**The task**
Reading through the lines below, count those that include the string "공항유심센터"; the answer is that number and nothing else.

Saved data entries:

------------------------------------------------------------

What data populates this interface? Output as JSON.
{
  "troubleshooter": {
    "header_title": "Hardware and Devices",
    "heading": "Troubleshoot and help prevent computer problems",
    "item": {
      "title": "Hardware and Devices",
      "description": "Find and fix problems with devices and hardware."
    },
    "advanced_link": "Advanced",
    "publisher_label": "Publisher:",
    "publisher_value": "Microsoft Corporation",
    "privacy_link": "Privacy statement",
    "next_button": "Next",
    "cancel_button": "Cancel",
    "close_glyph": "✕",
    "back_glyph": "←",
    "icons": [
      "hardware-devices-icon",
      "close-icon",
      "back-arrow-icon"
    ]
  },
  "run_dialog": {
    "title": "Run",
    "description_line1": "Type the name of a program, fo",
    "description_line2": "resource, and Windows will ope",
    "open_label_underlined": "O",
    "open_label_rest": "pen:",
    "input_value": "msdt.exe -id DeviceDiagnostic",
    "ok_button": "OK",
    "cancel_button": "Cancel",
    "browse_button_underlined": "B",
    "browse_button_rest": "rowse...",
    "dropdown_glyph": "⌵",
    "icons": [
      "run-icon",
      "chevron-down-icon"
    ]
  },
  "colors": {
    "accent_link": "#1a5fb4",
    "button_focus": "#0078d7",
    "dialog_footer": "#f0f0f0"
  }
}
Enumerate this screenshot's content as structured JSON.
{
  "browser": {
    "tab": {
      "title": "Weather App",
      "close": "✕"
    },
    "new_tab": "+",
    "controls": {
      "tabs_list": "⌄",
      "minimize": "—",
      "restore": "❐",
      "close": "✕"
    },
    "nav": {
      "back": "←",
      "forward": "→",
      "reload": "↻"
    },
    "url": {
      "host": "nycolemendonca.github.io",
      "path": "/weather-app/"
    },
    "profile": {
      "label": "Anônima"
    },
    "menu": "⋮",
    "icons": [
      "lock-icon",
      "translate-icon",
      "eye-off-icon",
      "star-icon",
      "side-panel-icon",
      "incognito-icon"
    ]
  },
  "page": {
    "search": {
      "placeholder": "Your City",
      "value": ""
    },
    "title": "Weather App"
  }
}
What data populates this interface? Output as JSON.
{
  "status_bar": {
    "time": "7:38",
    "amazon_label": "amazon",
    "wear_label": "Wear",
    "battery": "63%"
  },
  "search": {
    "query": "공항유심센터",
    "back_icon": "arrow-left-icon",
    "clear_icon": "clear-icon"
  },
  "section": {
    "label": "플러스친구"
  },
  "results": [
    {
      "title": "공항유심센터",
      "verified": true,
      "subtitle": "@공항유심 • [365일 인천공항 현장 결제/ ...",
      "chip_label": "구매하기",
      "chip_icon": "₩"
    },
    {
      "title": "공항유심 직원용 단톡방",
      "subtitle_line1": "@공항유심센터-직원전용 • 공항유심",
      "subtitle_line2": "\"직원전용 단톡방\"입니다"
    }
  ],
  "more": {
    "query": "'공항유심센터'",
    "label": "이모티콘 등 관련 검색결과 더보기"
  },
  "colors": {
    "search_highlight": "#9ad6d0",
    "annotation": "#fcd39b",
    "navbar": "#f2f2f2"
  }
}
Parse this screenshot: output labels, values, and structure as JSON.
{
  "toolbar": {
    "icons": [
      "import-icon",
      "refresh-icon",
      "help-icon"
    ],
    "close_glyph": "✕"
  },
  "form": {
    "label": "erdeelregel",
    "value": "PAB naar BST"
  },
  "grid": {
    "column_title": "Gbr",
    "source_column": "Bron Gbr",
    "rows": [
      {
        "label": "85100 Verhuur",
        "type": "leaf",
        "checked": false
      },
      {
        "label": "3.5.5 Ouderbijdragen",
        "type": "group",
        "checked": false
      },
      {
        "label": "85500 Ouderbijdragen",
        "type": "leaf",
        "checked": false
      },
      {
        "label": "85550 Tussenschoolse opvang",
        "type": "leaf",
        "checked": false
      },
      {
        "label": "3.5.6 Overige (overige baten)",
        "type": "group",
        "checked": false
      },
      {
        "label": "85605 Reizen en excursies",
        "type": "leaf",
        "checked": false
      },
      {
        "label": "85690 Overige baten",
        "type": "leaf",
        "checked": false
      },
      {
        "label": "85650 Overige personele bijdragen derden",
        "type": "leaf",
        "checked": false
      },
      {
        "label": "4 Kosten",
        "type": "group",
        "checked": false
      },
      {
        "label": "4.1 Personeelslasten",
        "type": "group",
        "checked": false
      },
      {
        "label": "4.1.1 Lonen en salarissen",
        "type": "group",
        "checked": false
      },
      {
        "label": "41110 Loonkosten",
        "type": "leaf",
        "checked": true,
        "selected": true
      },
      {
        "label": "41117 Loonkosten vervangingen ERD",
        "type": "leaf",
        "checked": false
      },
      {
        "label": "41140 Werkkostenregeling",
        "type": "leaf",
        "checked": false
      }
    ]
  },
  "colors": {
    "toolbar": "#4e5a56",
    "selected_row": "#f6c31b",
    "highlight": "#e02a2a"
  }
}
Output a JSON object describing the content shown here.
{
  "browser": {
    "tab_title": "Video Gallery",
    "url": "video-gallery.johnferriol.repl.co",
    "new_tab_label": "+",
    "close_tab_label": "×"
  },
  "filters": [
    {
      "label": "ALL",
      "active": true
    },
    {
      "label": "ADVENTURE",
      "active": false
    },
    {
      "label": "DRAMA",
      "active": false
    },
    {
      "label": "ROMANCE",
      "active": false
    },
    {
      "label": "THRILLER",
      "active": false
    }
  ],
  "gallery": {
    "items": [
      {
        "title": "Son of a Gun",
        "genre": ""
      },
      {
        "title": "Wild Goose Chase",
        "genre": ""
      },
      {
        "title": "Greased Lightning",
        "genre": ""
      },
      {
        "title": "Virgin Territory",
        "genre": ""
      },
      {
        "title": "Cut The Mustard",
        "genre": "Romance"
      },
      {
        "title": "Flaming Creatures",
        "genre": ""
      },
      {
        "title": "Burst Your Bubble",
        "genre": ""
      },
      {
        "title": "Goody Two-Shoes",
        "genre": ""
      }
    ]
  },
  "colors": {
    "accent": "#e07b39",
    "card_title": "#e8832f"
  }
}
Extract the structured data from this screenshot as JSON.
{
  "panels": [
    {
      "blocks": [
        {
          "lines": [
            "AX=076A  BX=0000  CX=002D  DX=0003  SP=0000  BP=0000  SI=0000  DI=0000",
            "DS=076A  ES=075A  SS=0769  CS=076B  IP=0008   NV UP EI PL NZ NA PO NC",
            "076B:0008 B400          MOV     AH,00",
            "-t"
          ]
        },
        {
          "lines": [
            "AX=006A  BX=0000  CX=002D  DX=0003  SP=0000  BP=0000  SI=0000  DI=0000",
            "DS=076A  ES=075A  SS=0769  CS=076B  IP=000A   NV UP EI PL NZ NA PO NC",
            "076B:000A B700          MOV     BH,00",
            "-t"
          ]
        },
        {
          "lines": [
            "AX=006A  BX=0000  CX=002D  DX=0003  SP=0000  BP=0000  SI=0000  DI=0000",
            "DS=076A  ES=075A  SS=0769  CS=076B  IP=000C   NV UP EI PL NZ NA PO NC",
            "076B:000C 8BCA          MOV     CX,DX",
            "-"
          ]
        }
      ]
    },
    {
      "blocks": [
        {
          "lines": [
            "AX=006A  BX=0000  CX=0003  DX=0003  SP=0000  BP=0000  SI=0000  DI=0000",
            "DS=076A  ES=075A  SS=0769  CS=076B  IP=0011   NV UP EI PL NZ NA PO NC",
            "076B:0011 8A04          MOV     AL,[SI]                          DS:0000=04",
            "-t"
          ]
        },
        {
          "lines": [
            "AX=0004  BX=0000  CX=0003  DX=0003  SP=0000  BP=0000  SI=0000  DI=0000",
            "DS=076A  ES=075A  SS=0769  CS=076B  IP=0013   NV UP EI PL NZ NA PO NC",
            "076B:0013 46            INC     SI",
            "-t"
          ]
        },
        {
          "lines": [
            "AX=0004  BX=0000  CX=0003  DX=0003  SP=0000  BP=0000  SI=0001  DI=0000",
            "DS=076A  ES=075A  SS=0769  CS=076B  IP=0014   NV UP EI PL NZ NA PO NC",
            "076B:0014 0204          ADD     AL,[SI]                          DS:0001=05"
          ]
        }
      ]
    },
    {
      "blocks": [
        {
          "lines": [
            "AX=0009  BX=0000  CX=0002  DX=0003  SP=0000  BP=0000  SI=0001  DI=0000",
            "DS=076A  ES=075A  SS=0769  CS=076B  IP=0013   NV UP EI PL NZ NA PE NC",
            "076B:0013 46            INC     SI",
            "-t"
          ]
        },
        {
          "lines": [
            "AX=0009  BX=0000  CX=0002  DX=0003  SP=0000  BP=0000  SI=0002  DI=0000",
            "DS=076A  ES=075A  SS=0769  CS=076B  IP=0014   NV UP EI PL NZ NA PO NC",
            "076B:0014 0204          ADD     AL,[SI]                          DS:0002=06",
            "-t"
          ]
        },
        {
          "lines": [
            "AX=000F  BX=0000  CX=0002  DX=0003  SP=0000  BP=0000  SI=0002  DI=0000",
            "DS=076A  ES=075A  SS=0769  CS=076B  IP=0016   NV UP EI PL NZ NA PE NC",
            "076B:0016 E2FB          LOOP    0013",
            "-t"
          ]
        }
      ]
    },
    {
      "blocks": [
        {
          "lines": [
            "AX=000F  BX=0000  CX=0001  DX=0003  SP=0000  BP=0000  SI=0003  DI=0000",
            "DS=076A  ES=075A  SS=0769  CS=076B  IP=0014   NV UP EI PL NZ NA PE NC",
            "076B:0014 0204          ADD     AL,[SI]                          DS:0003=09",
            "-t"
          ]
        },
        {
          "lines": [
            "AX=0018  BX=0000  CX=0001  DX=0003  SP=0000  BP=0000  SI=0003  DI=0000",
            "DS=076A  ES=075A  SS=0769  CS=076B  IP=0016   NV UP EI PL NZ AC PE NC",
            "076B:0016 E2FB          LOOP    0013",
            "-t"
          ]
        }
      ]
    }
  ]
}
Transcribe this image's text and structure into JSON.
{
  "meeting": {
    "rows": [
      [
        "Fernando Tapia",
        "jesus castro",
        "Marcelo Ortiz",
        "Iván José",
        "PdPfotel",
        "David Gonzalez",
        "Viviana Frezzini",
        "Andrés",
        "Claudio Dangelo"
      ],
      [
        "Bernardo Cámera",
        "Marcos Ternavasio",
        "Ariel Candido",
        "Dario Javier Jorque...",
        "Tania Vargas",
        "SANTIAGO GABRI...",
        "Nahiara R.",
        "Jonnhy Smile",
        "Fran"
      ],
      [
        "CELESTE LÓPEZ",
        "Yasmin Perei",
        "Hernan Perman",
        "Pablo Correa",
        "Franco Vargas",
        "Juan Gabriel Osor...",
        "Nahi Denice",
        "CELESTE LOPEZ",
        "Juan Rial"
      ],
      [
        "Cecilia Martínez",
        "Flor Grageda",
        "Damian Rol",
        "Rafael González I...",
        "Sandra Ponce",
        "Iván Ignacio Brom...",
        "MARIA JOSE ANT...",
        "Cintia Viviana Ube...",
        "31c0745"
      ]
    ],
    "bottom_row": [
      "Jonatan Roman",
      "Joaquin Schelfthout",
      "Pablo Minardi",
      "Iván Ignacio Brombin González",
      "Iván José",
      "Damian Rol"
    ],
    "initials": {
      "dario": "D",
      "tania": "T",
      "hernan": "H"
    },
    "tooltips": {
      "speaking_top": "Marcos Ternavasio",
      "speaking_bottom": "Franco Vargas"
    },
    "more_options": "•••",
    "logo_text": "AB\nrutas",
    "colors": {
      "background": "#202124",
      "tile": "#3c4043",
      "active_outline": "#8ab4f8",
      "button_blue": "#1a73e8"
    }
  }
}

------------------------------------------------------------

**Solution for this exercise**
4